- [What the task asks] Across the entries below, tally every line that holds the string "name" and reply with the number only.

* * *

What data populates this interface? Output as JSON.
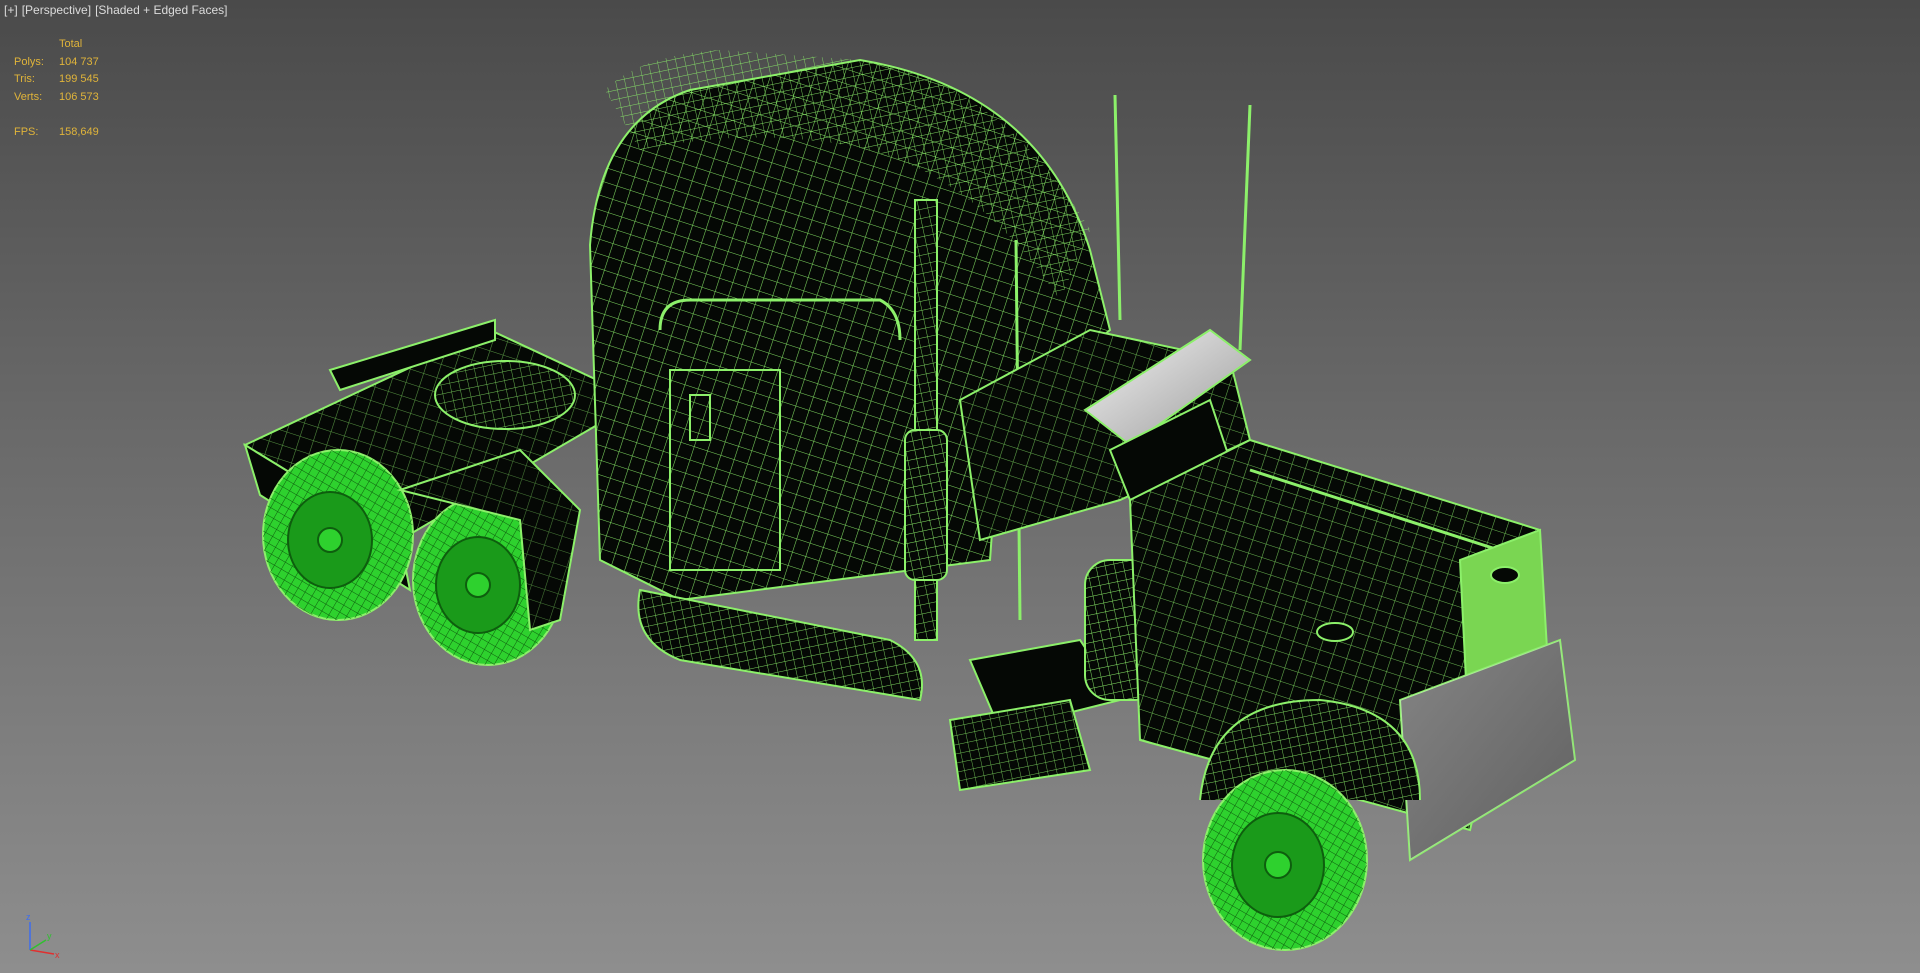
{
  "viewport": {
    "menu_plus": "[+]",
    "menu_view": "[Perspective]",
    "menu_shading": "[Shaded + Edged Faces]",
    "background_top": "#4a4a4a",
    "background_bottom": "#8e8e8e"
  },
  "stats": {
    "header": "Total",
    "polys_label": "Polys:",
    "polys_value": "104 737",
    "tris_label": "Tris:",
    "tris_value": "199 545",
    "verts_label": "Verts:",
    "verts_value": "106 573",
    "fps_label": "FPS:",
    "fps_value": "158,649",
    "text_color": "#e0b43a"
  },
  "model": {
    "wire_color": "#8cf06a",
    "shell_color": "#050805",
    "tire_color": "#2ed12e"
  },
  "gizmo": {
    "z_label": "z",
    "x_label": "x",
    "y_label": "y"
  }
}
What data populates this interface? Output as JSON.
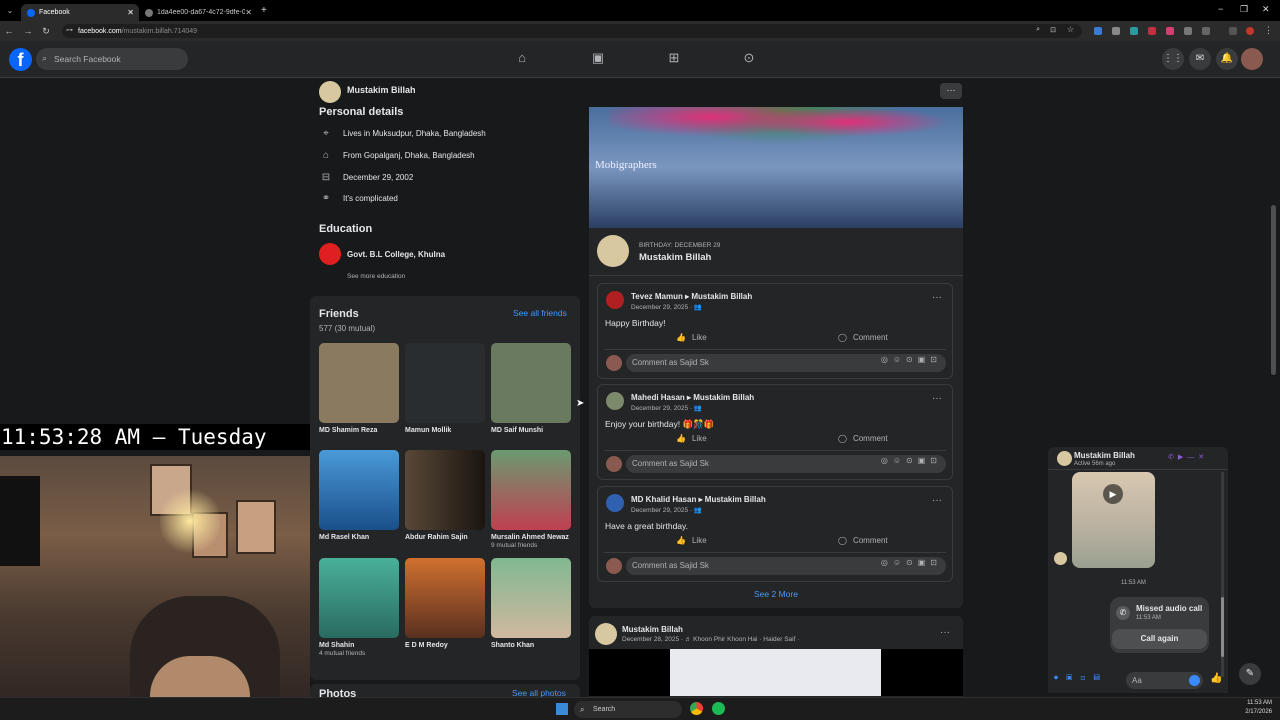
{
  "browser": {
    "tabs": [
      {
        "label": "Facebook",
        "active": true
      },
      {
        "label": "1da4ee00-da67-4c72-9dfe-02!",
        "active": false
      }
    ],
    "url_host": "facebook.com",
    "url_path": "/mustakim.billah.714049",
    "new_tab": "+",
    "win_min": "−",
    "win_max": "❐",
    "win_close": "✕"
  },
  "fb_header": {
    "logo": "f",
    "search_placeholder": "Search Facebook",
    "nav_icons": [
      "home-icon",
      "video-icon",
      "marketplace-icon",
      "gaming-icon"
    ],
    "right_icons": [
      "menu-grid-icon",
      "messenger-icon",
      "notifications-icon",
      "profile-avatar"
    ]
  },
  "profile": {
    "name": "Mustakim Billah",
    "more": "···"
  },
  "personal_details": {
    "heading": "Personal details",
    "rows": [
      {
        "icon": "location-pin-icon",
        "text": "Lives in Muksudpur, Dhaka, Bangladesh"
      },
      {
        "icon": "home-icon",
        "text": "From Gopalganj, Dhaka, Bangladesh"
      },
      {
        "icon": "birthday-cake-icon",
        "text": "December 29, 2002"
      },
      {
        "icon": "relationship-icon",
        "text": "It's complicated"
      }
    ]
  },
  "education": {
    "heading": "Education",
    "school": "Govt. B.L College, Khulna",
    "see_more": "See more education"
  },
  "friends": {
    "heading": "Friends",
    "count": "577 (30 mutual)",
    "see_all": "See all friends",
    "list": [
      {
        "name": "MD Shamim Reza",
        "mutual": "",
        "color": "#8a7a60"
      },
      {
        "name": "Mamun Mollik",
        "mutual": "",
        "color": "#2a2d30"
      },
      {
        "name": "MD Saif Munshi",
        "mutual": "",
        "color": "#6a7a60"
      },
      {
        "name": "Md Rasel Khan",
        "mutual": "",
        "color": "#2a6fb0"
      },
      {
        "name": "Abdur Rahim Sajin",
        "mutual": "",
        "color": "#3a3028"
      },
      {
        "name": "Mursalin Ahmed Newaz",
        "mutual": "9 mutual friends",
        "color": "#a04048"
      },
      {
        "name": "Md Shahin",
        "mutual": "4 mutual friends",
        "color": "#3a8a70"
      },
      {
        "name": "E D M Redoy",
        "mutual": "",
        "color": "#a06030"
      },
      {
        "name": "Shanto Khan",
        "mutual": "",
        "color": "#6aa080"
      }
    ]
  },
  "photos": {
    "heading": "Photos",
    "see_all": "See all photos"
  },
  "overlay": {
    "clock": "11:53:28 AM – Tuesday"
  },
  "birthday_post": {
    "banner_text": "Mobigraphers",
    "label": "BIRTHDAY: DECEMBER 29",
    "name": "Mustakim Billah",
    "comments": [
      {
        "author": "Tevez Mamun ▸ Mustakim Billah",
        "date": "December 29, 2025 · ",
        "message": "Happy Birthday!",
        "avatar_color": "#b02020"
      },
      {
        "author": "Mahedi Hasan ▸ Mustakim Billah",
        "date": "December 29, 2025 · ",
        "message": "Enjoy your birthday! 🎁🎊🎁",
        "avatar_color": "#7a8a6a"
      },
      {
        "author": "MD Khalid Hasan ▸ Mustakim Billah",
        "date": "December 29, 2025 · ",
        "message": "Have a great birthday.",
        "avatar_color": "#3060b0"
      }
    ],
    "like": "Like",
    "comment": "Comment",
    "comment_as": "Comment as Sajid Sk",
    "see_more": "See 2 More"
  },
  "next_post": {
    "author": "Mustakim Billah",
    "meta": "December 28, 2025 · ♬ Khoon Phir Khoon Hai · Haider Saif ·",
    "more": "···"
  },
  "chat": {
    "name": "Mustakim Billah",
    "status": "Active 56m ago",
    "time": "11:53 AM",
    "missed_title": "Missed audio call",
    "missed_time": "11:53 AM",
    "call_again": "Call again",
    "input_placeholder": "Aa"
  },
  "taskbar": {
    "search": "Search",
    "time": "11:53 AM",
    "date": "2/17/2026"
  },
  "colors": {
    "accent": "#0866ff",
    "link": "#4599ff"
  }
}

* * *

- [Exercise answer] 12